• [What is expected]: Would you return the data exactly as given, except for its pictures?

• [Data for review]:
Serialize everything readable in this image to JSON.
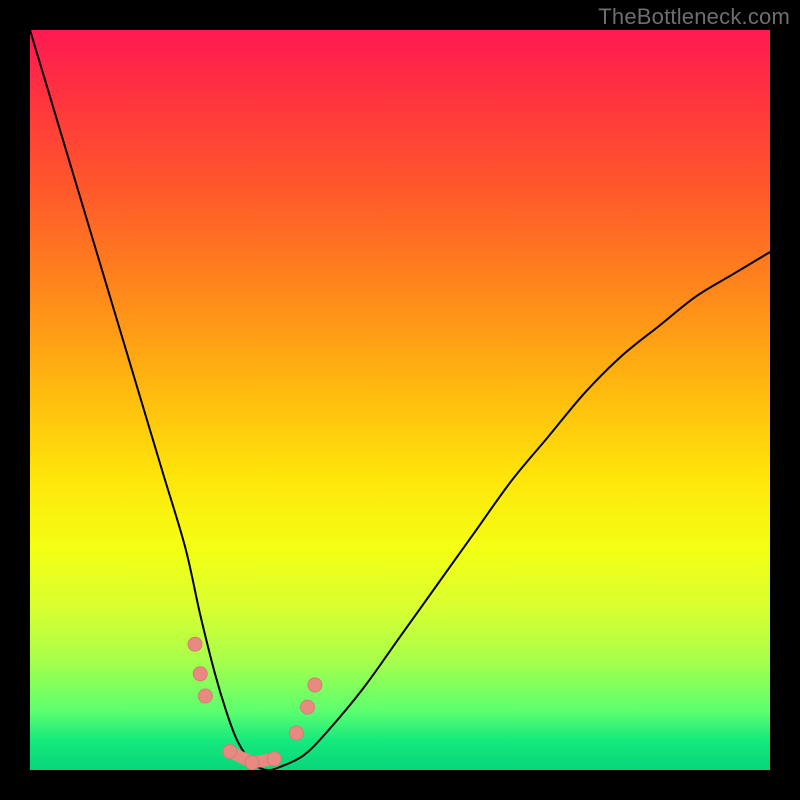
{
  "watermark": "TheBottleneck.com",
  "colors": {
    "frame": "#000000",
    "gradient_top": "#ff1a53",
    "gradient_bottom": "#06d67a",
    "curve": "#000000",
    "marker": "#e98a82"
  },
  "chart_data": {
    "type": "line",
    "title": "",
    "xlabel": "",
    "ylabel": "",
    "xlim": [
      0,
      100
    ],
    "ylim": [
      0,
      100
    ],
    "grid": false,
    "legend": false,
    "series": [
      {
        "name": "bottleneck-curve",
        "x": [
          0,
          3,
          6,
          9,
          12,
          15,
          18,
          21,
          23,
          25,
          26.5,
          28,
          30,
          32,
          34,
          37,
          40,
          45,
          50,
          55,
          60,
          65,
          70,
          75,
          80,
          85,
          90,
          95,
          100
        ],
        "y": [
          100,
          90,
          80,
          70,
          60,
          50,
          40,
          30,
          21,
          13,
          8,
          4,
          1,
          0,
          0.5,
          2,
          5,
          11,
          18,
          25,
          32,
          39,
          45,
          51,
          56,
          60,
          64,
          67,
          70
        ]
      }
    ],
    "markers": [
      {
        "x": 22.3,
        "y": 17.0
      },
      {
        "x": 23.0,
        "y": 13.0
      },
      {
        "x": 23.7,
        "y": 10.0
      },
      {
        "x": 27.0,
        "y": 2.5
      },
      {
        "x": 30.0,
        "y": 1.0
      },
      {
        "x": 33.0,
        "y": 1.5
      },
      {
        "x": 36.0,
        "y": 5.0
      },
      {
        "x": 37.5,
        "y": 8.5
      },
      {
        "x": 38.5,
        "y": 11.5
      }
    ],
    "marker_link": [
      {
        "x": 27.0,
        "y": 2.5
      },
      {
        "x": 30.0,
        "y": 1.0
      },
      {
        "x": 33.0,
        "y": 1.5
      }
    ]
  }
}
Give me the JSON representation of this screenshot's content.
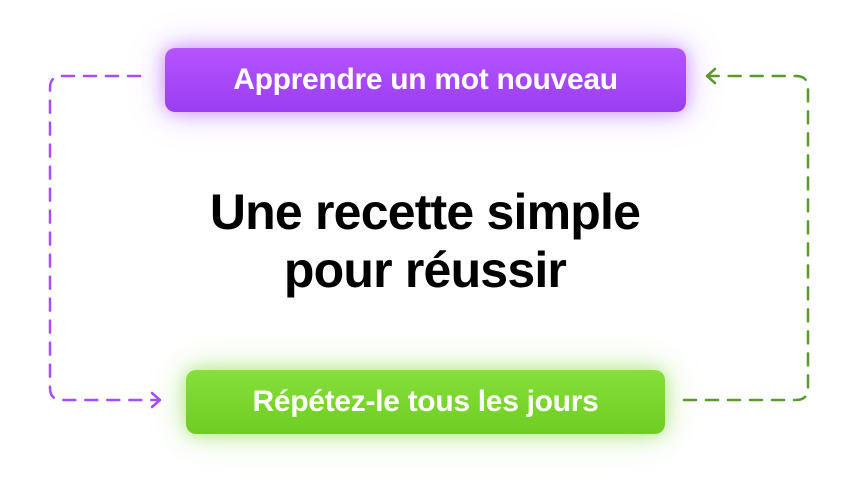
{
  "top_step": {
    "label": "Apprendre un mot nouveau",
    "color": "#a549fb"
  },
  "headline": {
    "line1": "Une recette simple",
    "line2": "pour réussir"
  },
  "bottom_step": {
    "label": "Répétez-le tous les jours",
    "color": "#79d52e"
  },
  "connectors": {
    "left_color": "#a64dff",
    "right_color": "#5a9a2a",
    "style": "dashed"
  }
}
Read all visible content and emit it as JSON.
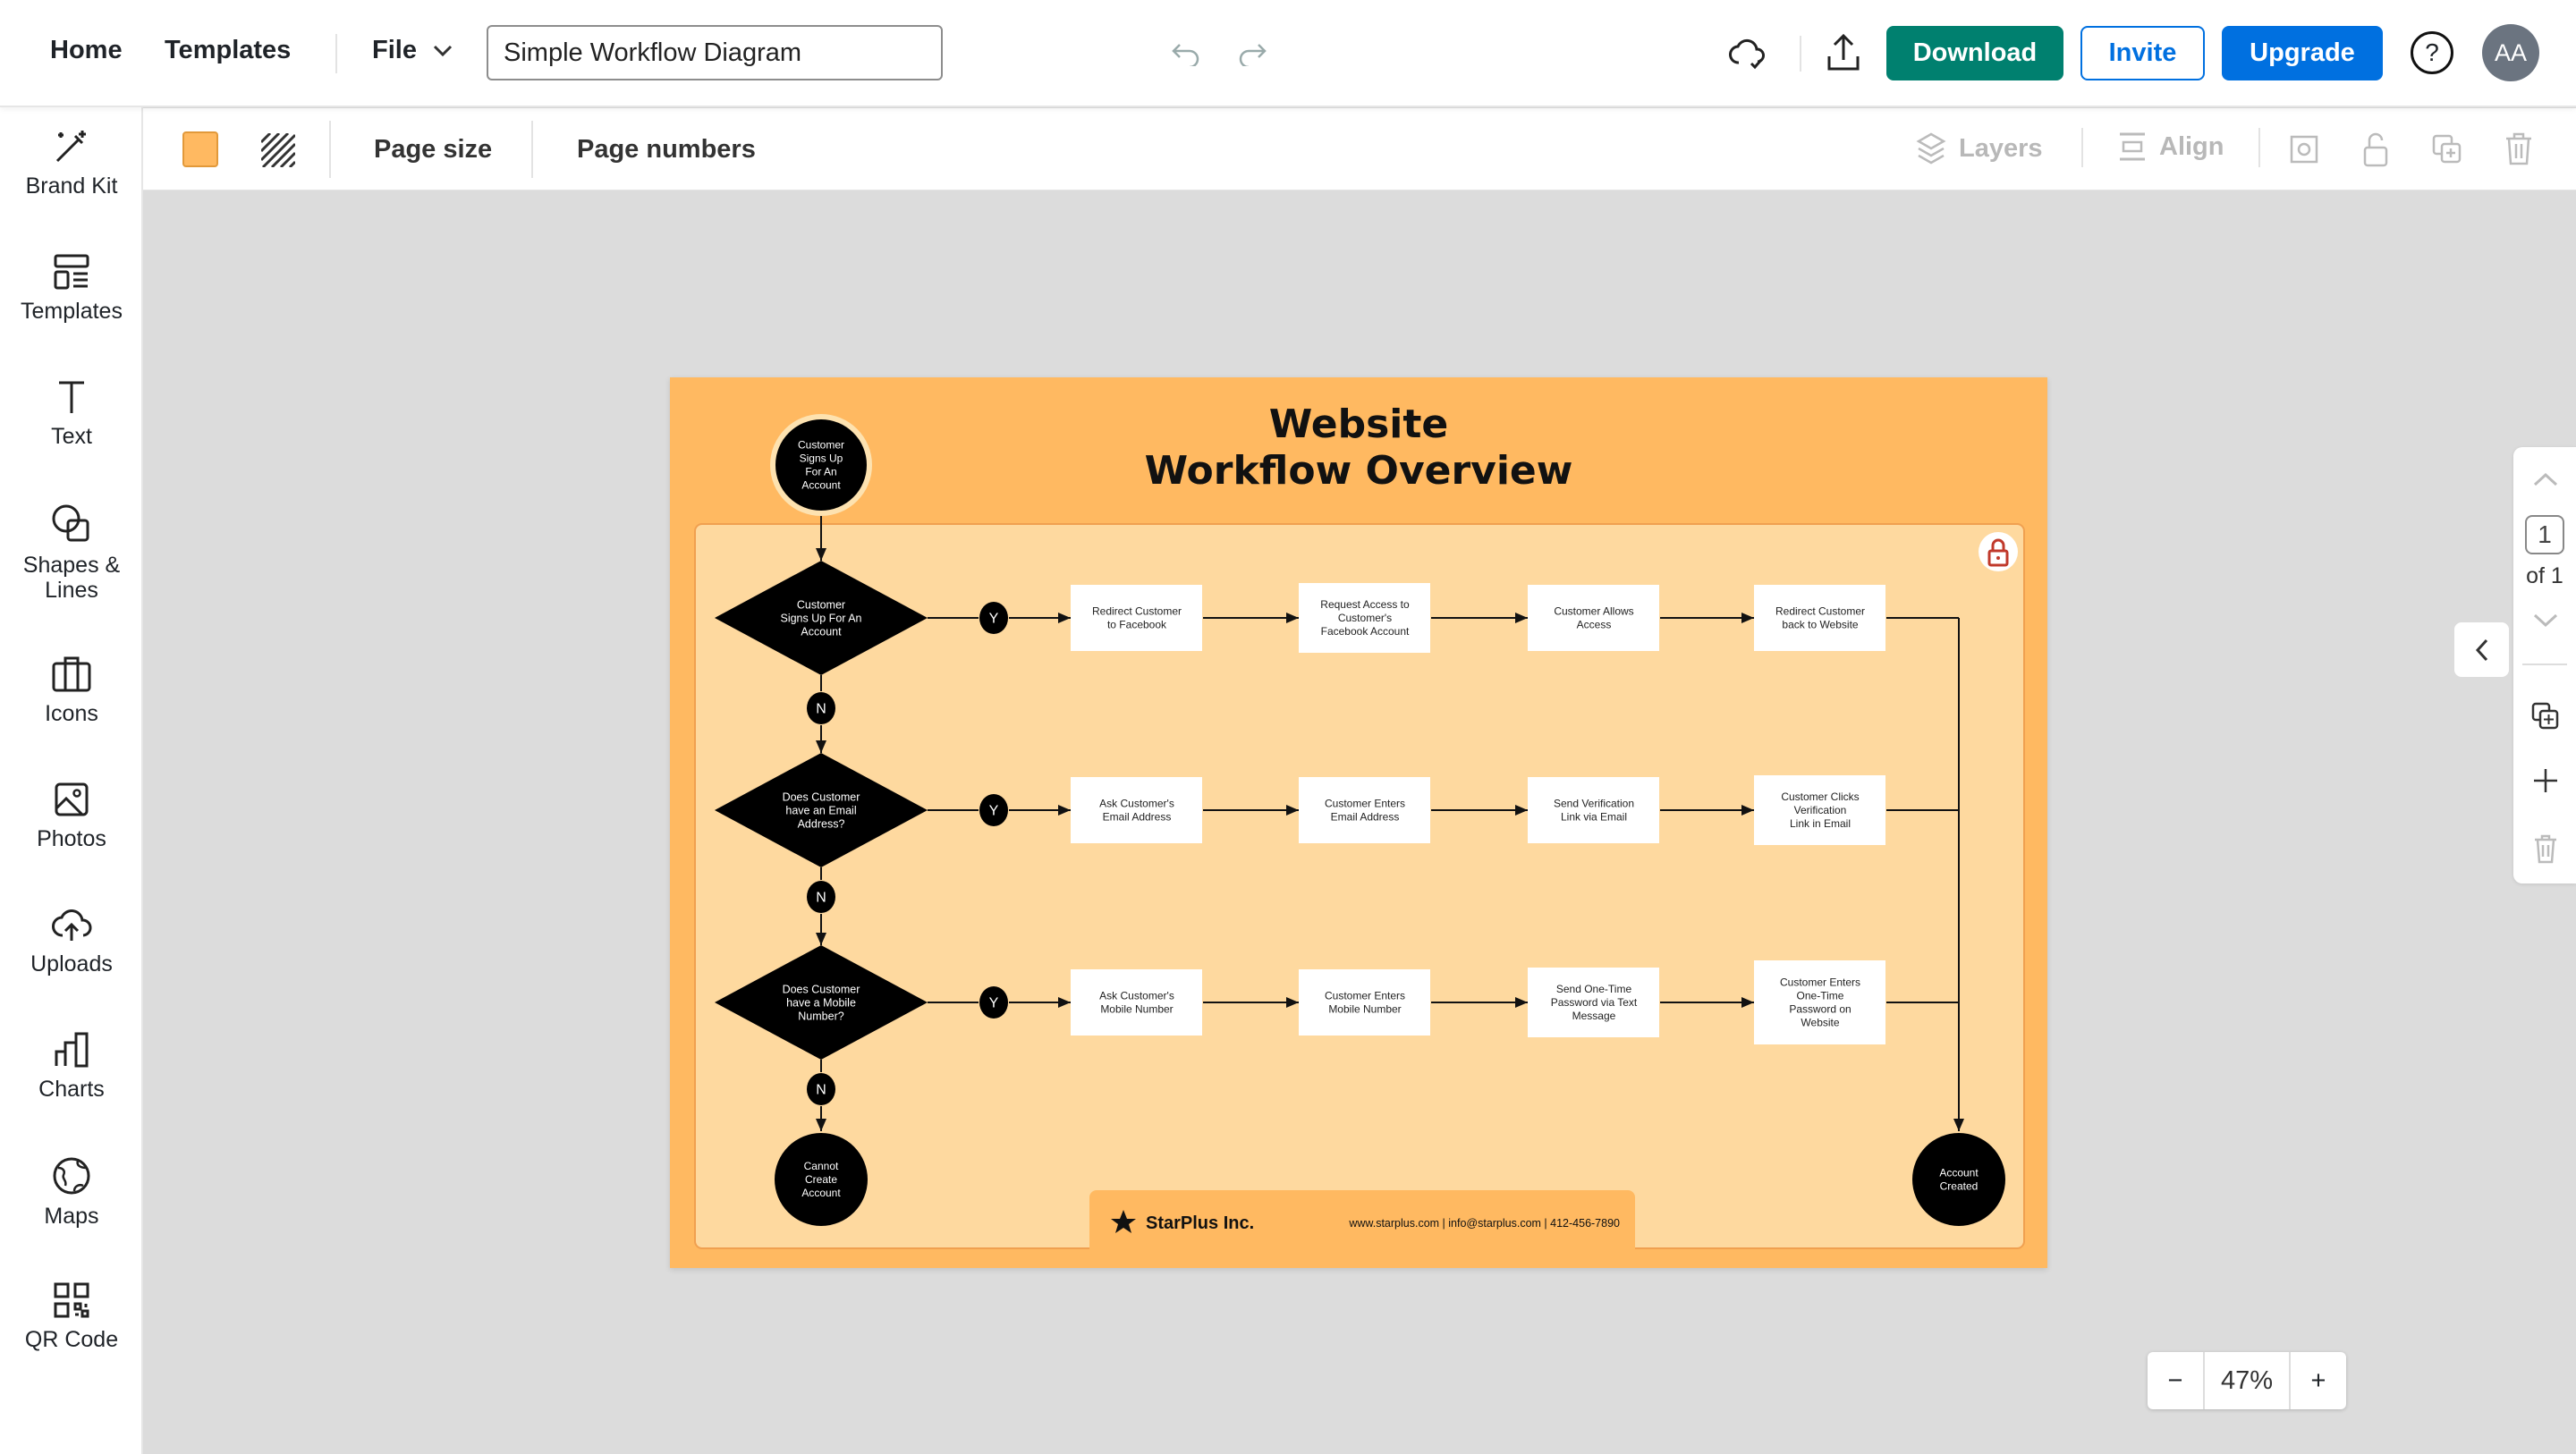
{
  "topbar": {
    "home": "Home",
    "templates": "Templates",
    "file": "File",
    "document_title": "Simple Workflow Diagram",
    "download": "Download",
    "invite": "Invite",
    "upgrade": "Upgrade",
    "help": "?",
    "avatar_initials": "AA"
  },
  "sidebar": {
    "items": [
      {
        "label": "Brand Kit",
        "icon": "magic-wand-icon"
      },
      {
        "label": "Templates",
        "icon": "templates-icon"
      },
      {
        "label": "Text",
        "icon": "text-icon"
      },
      {
        "label": "Shapes &\nLines",
        "icon": "shapes-icon"
      },
      {
        "label": "Icons",
        "icon": "briefcase-icon"
      },
      {
        "label": "Photos",
        "icon": "photo-icon"
      },
      {
        "label": "Uploads",
        "icon": "cloud-upload-icon"
      },
      {
        "label": "Charts",
        "icon": "bar-chart-icon"
      },
      {
        "label": "Maps",
        "icon": "globe-icon"
      },
      {
        "label": "QR Code",
        "icon": "qr-code-icon"
      }
    ]
  },
  "toolbar": {
    "background_color": "#ffb961",
    "page_size": "Page size",
    "page_numbers": "Page numbers",
    "layers": "Layers",
    "align": "Align"
  },
  "colors": {
    "download": "#00806f",
    "brand_blue": "#0070e0",
    "page_bg": "#ffb961",
    "panel_bg": "#fed99f",
    "lock": "#c0392b"
  },
  "diagram": {
    "title": [
      "Website",
      "Workflow Overview"
    ],
    "start": [
      "Customer",
      "Signs Up",
      "For An",
      "Account"
    ],
    "rows": [
      {
        "decision": [
          "Customer",
          "Signs Up For An",
          "Account"
        ],
        "yes": "Y",
        "no": "N",
        "steps": [
          [
            "Redirect Customer",
            "to Facebook"
          ],
          [
            "Request Access to",
            "Customer's",
            "Facebook Account"
          ],
          [
            "Customer Allows",
            "Access"
          ],
          [
            "Redirect Customer",
            "back to Website"
          ]
        ]
      },
      {
        "decision": [
          "Does Customer",
          "have an Email",
          "Address?"
        ],
        "yes": "Y",
        "no": "N",
        "steps": [
          [
            "Ask Customer's",
            "Email Address"
          ],
          [
            "Customer Enters",
            "Email Address"
          ],
          [
            "Send Verification",
            "Link via Email"
          ],
          [
            "Customer Clicks",
            "Verification",
            "Link in Email"
          ]
        ]
      },
      {
        "decision": [
          "Does Customer",
          "have a Mobile",
          "Number?"
        ],
        "yes": "Y",
        "no": "N",
        "steps": [
          [
            "Ask Customer's",
            "Mobile Number"
          ],
          [
            "Customer Enters",
            "Mobile Number"
          ],
          [
            "Send One-Time",
            "Password via Text",
            "Message"
          ],
          [
            "Customer Enters",
            "One-Time",
            "Password on",
            "Website"
          ]
        ]
      }
    ],
    "end_fail": [
      "Cannot",
      "Create",
      "Account"
    ],
    "end_success": [
      "Account",
      "Created"
    ],
    "footer": {
      "company": "StarPlus Inc.",
      "contact": "www.starplus.com | info@starplus.com | 412-456-7890"
    }
  },
  "pager": {
    "current": "1",
    "of": "of 1"
  },
  "zoom": {
    "minus": "−",
    "value": "47%",
    "plus": "+"
  }
}
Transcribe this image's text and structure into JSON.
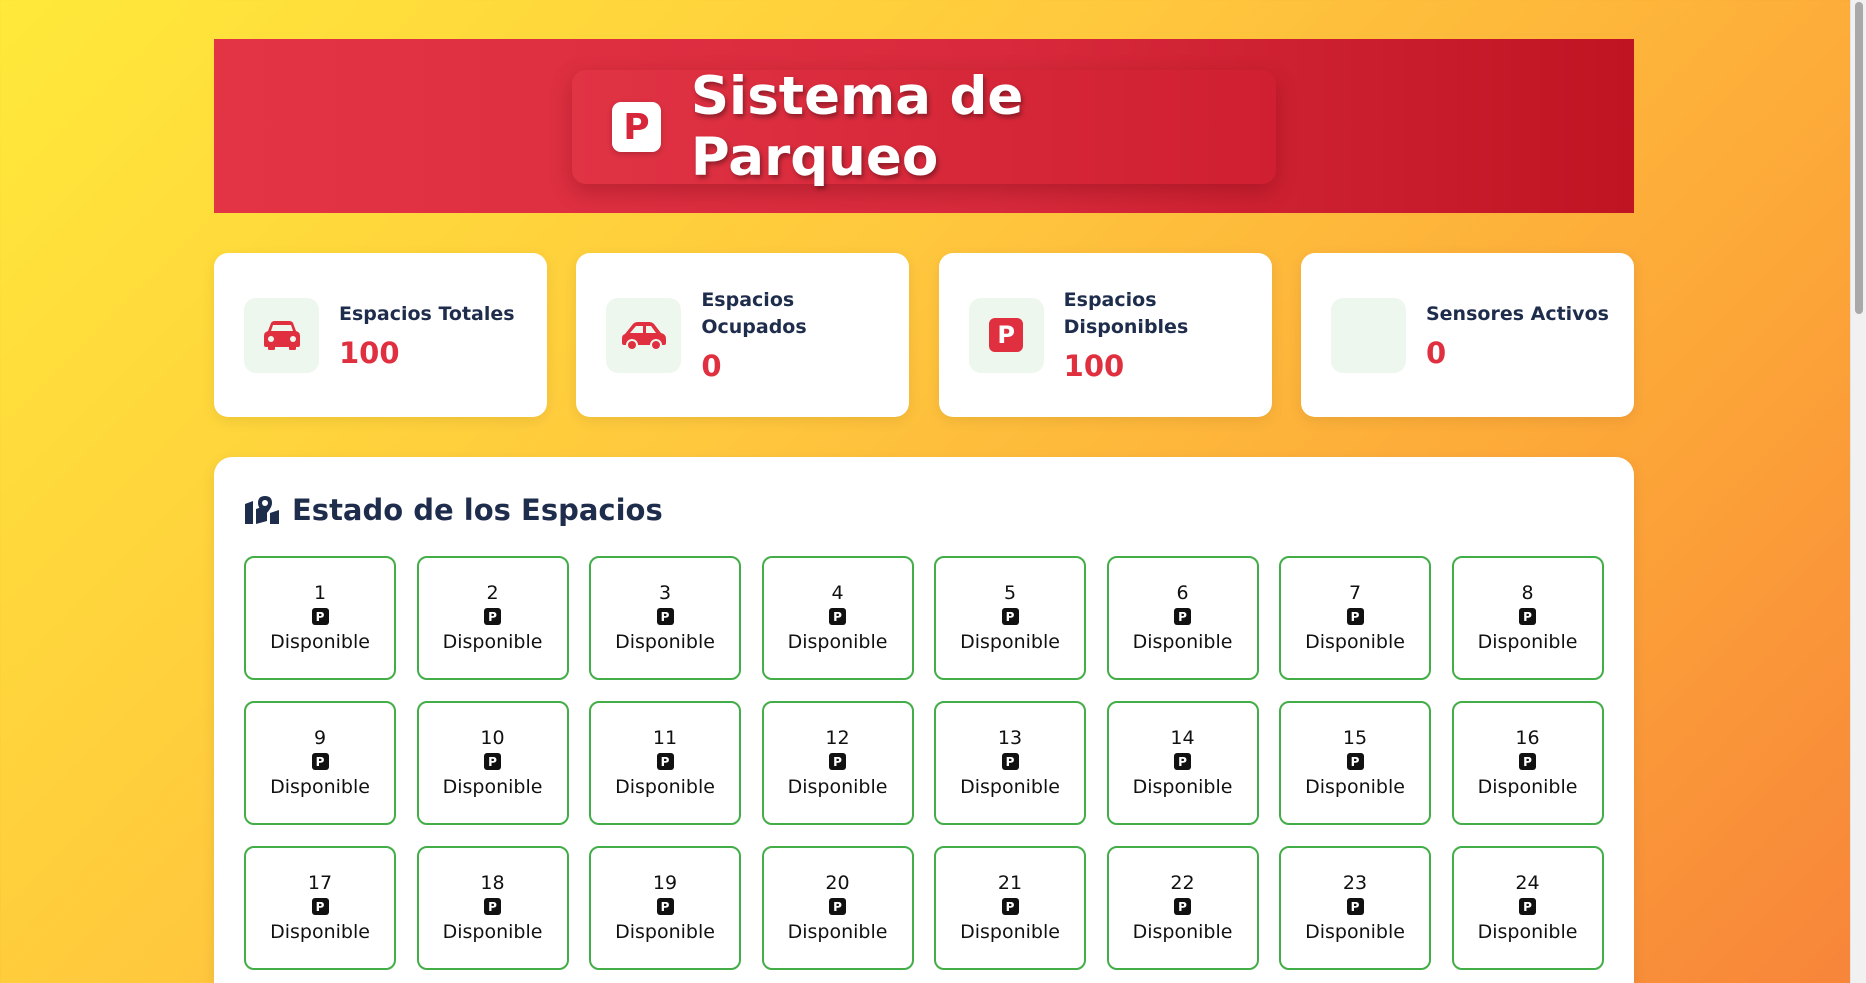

• [Solution]:
Serialize everything readable in this image to JSON.
{
  "watermark": "TheBottleneck.com",
  "colors": {
    "frame": "#000000",
    "gradient_top": "#ff1a53",
    "gradient_bottom": "#06d67a",
    "curve": "#000000",
    "marker": "#e98a82"
  },
  "chart_data": {
    "type": "line",
    "title": "",
    "xlabel": "",
    "ylabel": "",
    "xlim": [
      0,
      100
    ],
    "ylim": [
      0,
      100
    ],
    "grid": false,
    "legend": false,
    "series": [
      {
        "name": "bottleneck-curve",
        "x": [
          0,
          3,
          6,
          9,
          12,
          15,
          18,
          21,
          23,
          25,
          26.5,
          28,
          30,
          32,
          34,
          37,
          40,
          45,
          50,
          55,
          60,
          65,
          70,
          75,
          80,
          85,
          90,
          95,
          100
        ],
        "y": [
          100,
          90,
          80,
          70,
          60,
          50,
          40,
          30,
          21,
          13,
          8,
          4,
          1,
          0,
          0.5,
          2,
          5,
          11,
          18,
          25,
          32,
          39,
          45,
          51,
          56,
          60,
          64,
          67,
          70
        ]
      }
    ],
    "markers": [
      {
        "x": 22.3,
        "y": 17.0
      },
      {
        "x": 23.0,
        "y": 13.0
      },
      {
        "x": 23.7,
        "y": 10.0
      },
      {
        "x": 27.0,
        "y": 2.5
      },
      {
        "x": 30.0,
        "y": 1.0
      },
      {
        "x": 33.0,
        "y": 1.5
      },
      {
        "x": 36.0,
        "y": 5.0
      },
      {
        "x": 37.5,
        "y": 8.5
      },
      {
        "x": 38.5,
        "y": 11.5
      }
    ],
    "marker_link": [
      {
        "x": 27.0,
        "y": 2.5
      },
      {
        "x": 30.0,
        "y": 1.0
      },
      {
        "x": 33.0,
        "y": 1.5
      }
    ]
  }
}
Give me the JSON representation of this screenshot's content.
{
  "top_step": {
    "label": "Apprendre un mot nouveau",
    "color": "#a549fb"
  },
  "headline": {
    "line1": "Une recette simple",
    "line2": "pour réussir"
  },
  "bottom_step": {
    "label": "Répétez-le tous les jours",
    "color": "#79d52e"
  },
  "connectors": {
    "left_color": "#a64dff",
    "right_color": "#5a9a2a",
    "style": "dashed"
  }
}
Read all visible content and emit it as JSON.
{
  "topbar": {
    "home": "Home",
    "templates": "Templates",
    "file": "File",
    "document_title": "Simple Workflow Diagram",
    "download": "Download",
    "invite": "Invite",
    "upgrade": "Upgrade",
    "help": "?",
    "avatar_initials": "AA"
  },
  "sidebar": {
    "items": [
      {
        "label": "Brand Kit",
        "icon": "magic-wand-icon"
      },
      {
        "label": "Templates",
        "icon": "templates-icon"
      },
      {
        "label": "Text",
        "icon": "text-icon"
      },
      {
        "label": "Shapes &\nLines",
        "icon": "shapes-icon"
      },
      {
        "label": "Icons",
        "icon": "briefcase-icon"
      },
      {
        "label": "Photos",
        "icon": "photo-icon"
      },
      {
        "label": "Uploads",
        "icon": "cloud-upload-icon"
      },
      {
        "label": "Charts",
        "icon": "bar-chart-icon"
      },
      {
        "label": "Maps",
        "icon": "globe-icon"
      },
      {
        "label": "QR Code",
        "icon": "qr-code-icon"
      }
    ]
  },
  "toolbar": {
    "background_color": "#ffb961",
    "page_size": "Page size",
    "page_numbers": "Page numbers",
    "layers": "Layers",
    "align": "Align"
  },
  "colors": {
    "download": "#00806f",
    "brand_blue": "#0070e0",
    "page_bg": "#ffb961",
    "panel_bg": "#fed99f",
    "lock": "#c0392b"
  },
  "diagram": {
    "title": [
      "Website",
      "Workflow Overview"
    ],
    "start": [
      "Customer",
      "Signs Up",
      "For An",
      "Account"
    ],
    "rows": [
      {
        "decision": [
          "Customer",
          "Signs Up For An",
          "Account"
        ],
        "yes": "Y",
        "no": "N",
        "steps": [
          [
            "Redirect Customer",
            "to Facebook"
          ],
          [
            "Request Access to",
            "Customer's",
            "Facebook Account"
          ],
          [
            "Customer Allows",
            "Access"
          ],
          [
            "Redirect Customer",
            "back to Website"
          ]
        ]
      },
      {
        "decision": [
          "Does Customer",
          "have an Email",
          "Address?"
        ],
        "yes": "Y",
        "no": "N",
        "steps": [
          [
            "Ask Customer's",
            "Email Address"
          ],
          [
            "Customer Enters",
            "Email Address"
          ],
          [
            "Send Verification",
            "Link via Email"
          ],
          [
            "Customer Clicks",
            "Verification",
            "Link in Email"
          ]
        ]
      },
      {
        "decision": [
          "Does Customer",
          "have a Mobile",
          "Number?"
        ],
        "yes": "Y",
        "no": "N",
        "steps": [
          [
            "Ask Customer's",
            "Mobile Number"
          ],
          [
            "Customer Enters",
            "Mobile Number"
          ],
          [
            "Send One-Time",
            "Password via Text",
            "Message"
          ],
          [
            "Customer Enters",
            "One-Time",
            "Password on",
            "Website"
          ]
        ]
      }
    ],
    "end_fail": [
      "Cannot",
      "Create",
      "Account"
    ],
    "end_success": [
      "Account",
      "Created"
    ],
    "footer": {
      "company": "StarPlus Inc.",
      "contact": "www.starplus.com | info@starplus.com | 412-456-7890"
    }
  },
  "pager": {
    "current": "1",
    "of": "of 1"
  },
  "zoom": {
    "minus": "−",
    "value": "47%",
    "plus": "+"
  }
}
Transcribe this image's text and structure into JSON.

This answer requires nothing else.